**Data supplied:**
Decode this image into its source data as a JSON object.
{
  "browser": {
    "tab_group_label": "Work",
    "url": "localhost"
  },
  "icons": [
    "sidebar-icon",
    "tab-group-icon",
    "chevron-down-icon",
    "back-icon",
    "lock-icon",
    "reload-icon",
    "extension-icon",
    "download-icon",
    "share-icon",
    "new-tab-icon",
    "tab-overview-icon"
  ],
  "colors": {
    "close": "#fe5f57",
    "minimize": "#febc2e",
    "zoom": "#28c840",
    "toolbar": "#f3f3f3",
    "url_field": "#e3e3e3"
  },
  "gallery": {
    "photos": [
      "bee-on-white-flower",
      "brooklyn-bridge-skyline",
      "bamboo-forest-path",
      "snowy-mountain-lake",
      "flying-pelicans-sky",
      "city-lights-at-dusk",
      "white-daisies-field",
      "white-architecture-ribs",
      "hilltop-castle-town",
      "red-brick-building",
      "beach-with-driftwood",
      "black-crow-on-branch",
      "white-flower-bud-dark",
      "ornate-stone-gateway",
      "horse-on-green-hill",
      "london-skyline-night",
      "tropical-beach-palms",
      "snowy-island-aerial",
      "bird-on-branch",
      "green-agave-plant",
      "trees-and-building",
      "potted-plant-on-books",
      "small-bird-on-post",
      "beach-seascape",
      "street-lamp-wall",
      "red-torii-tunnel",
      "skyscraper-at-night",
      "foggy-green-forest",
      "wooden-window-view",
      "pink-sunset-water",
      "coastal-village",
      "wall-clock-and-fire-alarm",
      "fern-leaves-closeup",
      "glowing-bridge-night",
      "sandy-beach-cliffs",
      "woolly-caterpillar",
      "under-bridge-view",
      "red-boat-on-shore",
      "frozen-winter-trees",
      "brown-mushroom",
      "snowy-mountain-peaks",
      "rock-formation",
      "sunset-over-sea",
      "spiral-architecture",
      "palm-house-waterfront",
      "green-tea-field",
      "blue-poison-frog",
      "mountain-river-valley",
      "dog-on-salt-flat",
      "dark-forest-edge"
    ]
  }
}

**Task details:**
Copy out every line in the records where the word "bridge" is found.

**Expected answer:**
      "brooklyn-bridge-skyline",
      "glowing-bridge-night",
      "under-bridge-view",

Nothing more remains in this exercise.